**What you have to do:** Every record needs to be set down again without a single difference.

[Data records for software interfaces]
• • • • •

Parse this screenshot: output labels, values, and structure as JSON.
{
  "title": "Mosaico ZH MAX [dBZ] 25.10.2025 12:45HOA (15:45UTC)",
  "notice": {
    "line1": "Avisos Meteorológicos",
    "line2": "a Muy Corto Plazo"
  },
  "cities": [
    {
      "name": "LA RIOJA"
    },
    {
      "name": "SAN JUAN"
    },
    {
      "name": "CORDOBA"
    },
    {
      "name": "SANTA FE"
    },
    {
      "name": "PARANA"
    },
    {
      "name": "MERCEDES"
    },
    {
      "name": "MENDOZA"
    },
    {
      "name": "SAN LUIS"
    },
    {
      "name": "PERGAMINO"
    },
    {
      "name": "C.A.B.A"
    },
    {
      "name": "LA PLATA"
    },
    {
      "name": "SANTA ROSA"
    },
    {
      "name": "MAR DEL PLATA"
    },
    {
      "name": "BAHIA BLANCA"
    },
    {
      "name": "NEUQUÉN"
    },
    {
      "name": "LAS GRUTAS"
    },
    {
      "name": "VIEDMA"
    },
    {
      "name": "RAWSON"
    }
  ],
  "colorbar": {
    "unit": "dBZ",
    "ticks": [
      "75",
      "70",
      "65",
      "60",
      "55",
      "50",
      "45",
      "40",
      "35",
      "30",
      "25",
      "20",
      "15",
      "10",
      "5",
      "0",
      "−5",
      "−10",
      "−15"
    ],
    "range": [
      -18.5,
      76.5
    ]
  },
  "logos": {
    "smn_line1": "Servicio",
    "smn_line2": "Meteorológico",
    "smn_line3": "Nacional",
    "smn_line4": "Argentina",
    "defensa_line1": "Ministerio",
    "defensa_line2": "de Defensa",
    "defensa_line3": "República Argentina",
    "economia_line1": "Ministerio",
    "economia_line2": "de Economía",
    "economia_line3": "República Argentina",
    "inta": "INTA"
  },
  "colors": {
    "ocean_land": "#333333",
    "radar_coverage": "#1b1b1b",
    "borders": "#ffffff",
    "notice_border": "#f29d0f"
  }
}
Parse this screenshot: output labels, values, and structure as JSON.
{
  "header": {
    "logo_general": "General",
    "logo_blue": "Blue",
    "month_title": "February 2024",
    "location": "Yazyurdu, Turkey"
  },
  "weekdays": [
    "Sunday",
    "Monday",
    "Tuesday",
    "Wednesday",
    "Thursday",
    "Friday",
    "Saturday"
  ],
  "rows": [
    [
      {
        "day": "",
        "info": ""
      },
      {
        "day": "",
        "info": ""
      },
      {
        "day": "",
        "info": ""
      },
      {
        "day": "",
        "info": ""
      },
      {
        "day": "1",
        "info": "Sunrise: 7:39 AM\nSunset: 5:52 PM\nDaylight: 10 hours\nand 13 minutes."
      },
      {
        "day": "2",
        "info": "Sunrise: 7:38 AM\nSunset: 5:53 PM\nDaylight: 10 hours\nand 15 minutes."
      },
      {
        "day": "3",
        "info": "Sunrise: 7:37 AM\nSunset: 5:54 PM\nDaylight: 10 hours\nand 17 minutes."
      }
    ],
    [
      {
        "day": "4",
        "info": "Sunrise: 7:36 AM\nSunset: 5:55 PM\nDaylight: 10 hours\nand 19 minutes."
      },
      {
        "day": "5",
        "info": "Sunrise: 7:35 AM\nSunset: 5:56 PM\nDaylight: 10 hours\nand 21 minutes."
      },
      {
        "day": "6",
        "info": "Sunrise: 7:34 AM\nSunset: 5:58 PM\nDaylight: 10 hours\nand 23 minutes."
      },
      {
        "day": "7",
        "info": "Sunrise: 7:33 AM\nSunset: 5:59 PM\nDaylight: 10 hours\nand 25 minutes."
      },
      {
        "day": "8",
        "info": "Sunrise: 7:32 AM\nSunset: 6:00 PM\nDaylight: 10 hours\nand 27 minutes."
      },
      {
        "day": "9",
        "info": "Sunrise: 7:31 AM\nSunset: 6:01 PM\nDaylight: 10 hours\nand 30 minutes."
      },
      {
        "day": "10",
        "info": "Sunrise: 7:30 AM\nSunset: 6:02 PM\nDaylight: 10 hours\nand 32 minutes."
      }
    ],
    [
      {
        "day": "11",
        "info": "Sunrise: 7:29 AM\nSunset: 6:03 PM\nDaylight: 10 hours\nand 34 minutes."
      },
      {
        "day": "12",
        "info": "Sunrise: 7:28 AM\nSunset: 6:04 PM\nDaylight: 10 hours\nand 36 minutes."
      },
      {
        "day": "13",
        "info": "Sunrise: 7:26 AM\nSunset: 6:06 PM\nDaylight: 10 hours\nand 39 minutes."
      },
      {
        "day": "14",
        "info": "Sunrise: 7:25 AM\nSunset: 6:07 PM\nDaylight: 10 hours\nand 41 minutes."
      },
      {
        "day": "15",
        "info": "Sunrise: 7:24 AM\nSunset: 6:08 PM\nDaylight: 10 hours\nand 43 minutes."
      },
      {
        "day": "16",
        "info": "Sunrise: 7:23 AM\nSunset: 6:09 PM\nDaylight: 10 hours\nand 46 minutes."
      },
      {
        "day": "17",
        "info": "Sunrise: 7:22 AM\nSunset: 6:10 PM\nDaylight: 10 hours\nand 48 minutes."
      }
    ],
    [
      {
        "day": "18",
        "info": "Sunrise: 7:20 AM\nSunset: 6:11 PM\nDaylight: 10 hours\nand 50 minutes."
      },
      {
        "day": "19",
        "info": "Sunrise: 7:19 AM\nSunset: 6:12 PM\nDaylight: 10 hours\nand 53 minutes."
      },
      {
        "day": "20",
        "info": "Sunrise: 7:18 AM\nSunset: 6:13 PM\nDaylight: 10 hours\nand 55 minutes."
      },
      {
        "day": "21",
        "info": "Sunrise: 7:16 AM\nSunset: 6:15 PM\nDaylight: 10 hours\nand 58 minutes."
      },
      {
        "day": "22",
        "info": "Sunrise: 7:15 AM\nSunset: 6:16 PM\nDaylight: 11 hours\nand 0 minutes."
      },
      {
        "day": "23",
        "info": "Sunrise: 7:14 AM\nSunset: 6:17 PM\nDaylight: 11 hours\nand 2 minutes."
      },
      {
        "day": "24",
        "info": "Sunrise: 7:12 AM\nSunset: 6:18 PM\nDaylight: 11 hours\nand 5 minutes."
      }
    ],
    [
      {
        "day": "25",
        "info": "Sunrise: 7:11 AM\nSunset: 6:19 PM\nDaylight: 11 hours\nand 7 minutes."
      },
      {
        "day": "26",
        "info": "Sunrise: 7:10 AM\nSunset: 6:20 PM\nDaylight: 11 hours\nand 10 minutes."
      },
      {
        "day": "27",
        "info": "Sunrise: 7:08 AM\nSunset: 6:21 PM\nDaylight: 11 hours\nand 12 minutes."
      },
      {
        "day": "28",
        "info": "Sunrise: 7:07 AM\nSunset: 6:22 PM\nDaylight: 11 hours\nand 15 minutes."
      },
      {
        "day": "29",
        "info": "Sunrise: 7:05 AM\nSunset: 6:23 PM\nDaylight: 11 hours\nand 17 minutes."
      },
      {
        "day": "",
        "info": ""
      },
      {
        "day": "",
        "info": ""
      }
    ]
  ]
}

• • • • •

**Task output:**
Parse this screenshot: output labels, values, and structure as JSON.
{
  "title": "Mosaico ZH MAX [dBZ] 25.10.2025 12:45HOA (15:45UTC)",
  "notice": {
    "line1": "Avisos Meteorológicos",
    "line2": "a Muy Corto Plazo"
  },
  "cities": [
    {
      "name": "LA RIOJA"
    },
    {
      "name": "SAN JUAN"
    },
    {
      "name": "CORDOBA"
    },
    {
      "name": "SANTA FE"
    },
    {
      "name": "PARANA"
    },
    {
      "name": "MERCEDES"
    },
    {
      "name": "MENDOZA"
    },
    {
      "name": "SAN LUIS"
    },
    {
      "name": "PERGAMINO"
    },
    {
      "name": "C.A.B.A"
    },
    {
      "name": "LA PLATA"
    },
    {
      "name": "SANTA ROSA"
    },
    {
      "name": "MAR DEL PLATA"
    },
    {
      "name": "BAHIA BLANCA"
    },
    {
      "name": "NEUQUÉN"
    },
    {
      "name": "LAS GRUTAS"
    },
    {
      "name": "VIEDMA"
    },
    {
      "name": "RAWSON"
    }
  ],
  "colorbar": {
    "unit": "dBZ",
    "ticks": [
      "75",
      "70",
      "65",
      "60",
      "55",
      "50",
      "45",
      "40",
      "35",
      "30",
      "25",
      "20",
      "15",
      "10",
      "5",
      "0",
      "−5",
      "−10",
      "−15"
    ],
    "range": [
      -18.5,
      76.5
    ]
  },
  "logos": {
    "smn_line1": "Servicio",
    "smn_line2": "Meteorológico",
    "smn_line3": "Nacional",
    "smn_line4": "Argentina",
    "defensa_line1": "Ministerio",
    "defensa_line2": "de Defensa",
    "defensa_line3": "República Argentina",
    "economia_line1": "Ministerio",
    "economia_line2": "de Economía",
    "economia_line3": "República Argentina",
    "inta": "INTA"
  },
  "colors": {
    "ocean_land": "#333333",
    "radar_coverage": "#1b1b1b",
    "borders": "#ffffff",
    "notice_border": "#f29d0f"
  }
}
Parse this screenshot: output labels, values, and structure as JSON.
{
  "header": {
    "logo_general": "General",
    "logo_blue": "Blue",
    "month_title": "February 2024",
    "location": "Yazyurdu, Turkey"
  },
  "weekdays": [
    "Sunday",
    "Monday",
    "Tuesday",
    "Wednesday",
    "Thursday",
    "Friday",
    "Saturday"
  ],
  "rows": [
    [
      {
        "day": "",
        "info": ""
      },
      {
        "day": "",
        "info": ""
      },
      {
        "day": "",
        "info": ""
      },
      {
        "day": "",
        "info": ""
      },
      {
        "day": "1",
        "info": "Sunrise: 7:39 AM\nSunset: 5:52 PM\nDaylight: 10 hours\nand 13 minutes."
      },
      {
        "day": "2",
        "info": "Sunrise: 7:38 AM\nSunset: 5:53 PM\nDaylight: 10 hours\nand 15 minutes."
      },
      {
        "day": "3",
        "info": "Sunrise: 7:37 AM\nSunset: 5:54 PM\nDaylight: 10 hours\nand 17 minutes."
      }
    ],
    [
      {
        "day": "4",
        "info": "Sunrise: 7:36 AM\nSunset: 5:55 PM\nDaylight: 10 hours\nand 19 minutes."
      },
      {
        "day": "5",
        "info": "Sunrise: 7:35 AM\nSunset: 5:56 PM\nDaylight: 10 hours\nand 21 minutes."
      },
      {
        "day": "6",
        "info": "Sunrise: 7:34 AM\nSunset: 5:58 PM\nDaylight: 10 hours\nand 23 minutes."
      },
      {
        "day": "7",
        "info": "Sunrise: 7:33 AM\nSunset: 5:59 PM\nDaylight: 10 hours\nand 25 minutes."
      },
      {
        "day": "8",
        "info": "Sunrise: 7:32 AM\nSunset: 6:00 PM\nDaylight: 10 hours\nand 27 minutes."
      },
      {
        "day": "9",
        "info": "Sunrise: 7:31 AM\nSunset: 6:01 PM\nDaylight: 10 hours\nand 30 minutes."
      },
      {
        "day": "10",
        "info": "Sunrise: 7:30 AM\nSunset: 6:02 PM\nDaylight: 10 hours\nand 32 minutes."
      }
    ],
    [
      {
        "day": "11",
        "info": "Sunrise: 7:29 AM\nSunset: 6:03 PM\nDaylight: 10 hours\nand 34 minutes."
      },
      {
        "day": "12",
        "info": "Sunrise: 7:28 AM\nSunset: 6:04 PM\nDaylight: 10 hours\nand 36 minutes."
      },
      {
        "day": "13",
        "info": "Sunrise: 7:26 AM\nSunset: 6:06 PM\nDaylight: 10 hours\nand 39 minutes."
      },
      {
        "day": "14",
        "info": "Sunrise: 7:25 AM\nSunset: 6:07 PM\nDaylight: 10 hours\nand 41 minutes."
      },
      {
        "day": "15",
        "info": "Sunrise: 7:24 AM\nSunset: 6:08 PM\nDaylight: 10 hours\nand 43 minutes."
      },
      {
        "day": "16",
        "info": "Sunrise: 7:23 AM\nSunset: 6:09 PM\nDaylight: 10 hours\nand 46 minutes."
      },
      {
        "day": "17",
        "info": "Sunrise: 7:22 AM\nSunset: 6:10 PM\nDaylight: 10 hours\nand 48 minutes."
      }
    ],
    [
      {
        "day": "18",
        "info": "Sunrise: 7:20 AM\nSunset: 6:11 PM\nDaylight: 10 hours\nand 50 minutes."
      },
      {
        "day": "19",
        "info": "Sunrise: 7:19 AM\nSunset: 6:12 PM\nDaylight: 10 hours\nand 53 minutes."
      },
      {
        "day": "20",
        "info": "Sunrise: 7:18 AM\nSunset: 6:13 PM\nDaylight: 10 hours\nand 55 minutes."
      },
      {
        "day": "21",
        "info": "Sunrise: 7:16 AM\nSunset: 6:15 PM\nDaylight: 10 hours\nand 58 minutes."
      },
      {
        "day": "22",
        "info": "Sunrise: 7:15 AM\nSunset: 6:16 PM\nDaylight: 11 hours\nand 0 minutes."
      },
      {
        "day": "23",
        "info": "Sunrise: 7:14 AM\nSunset: 6:17 PM\nDaylight: 11 hours\nand 2 minutes."
      },
      {
        "day": "24",
        "info": "Sunrise: 7:12 AM\nSunset: 6:18 PM\nDaylight: 11 hours\nand 5 minutes."
      }
    ],
    [
      {
        "day": "25",
        "info": "Sunrise: 7:11 AM\nSunset: 6:19 PM\nDaylight: 11 hours\nand 7 minutes."
      },
      {
        "day": "26",
        "info": "Sunrise: 7:10 AM\nSunset: 6:20 PM\nDaylight: 11 hours\nand 10 minutes."
      },
      {
        "day": "27",
        "info": "Sunrise: 7:08 AM\nSunset: 6:21 PM\nDaylight: 11 hours\nand 12 minutes."
      },
      {
        "day": "28",
        "info": "Sunrise: 7:07 AM\nSunset: 6:22 PM\nDaylight: 11 hours\nand 15 minutes."
      },
      {
        "day": "29",
        "info": "Sunrise: 7:05 AM\nSunset: 6:23 PM\nDaylight: 11 hours\nand 17 minutes."
      },
      {
        "day": "",
        "info": ""
      },
      {
        "day": "",
        "info": ""
      }
    ]
  ]
}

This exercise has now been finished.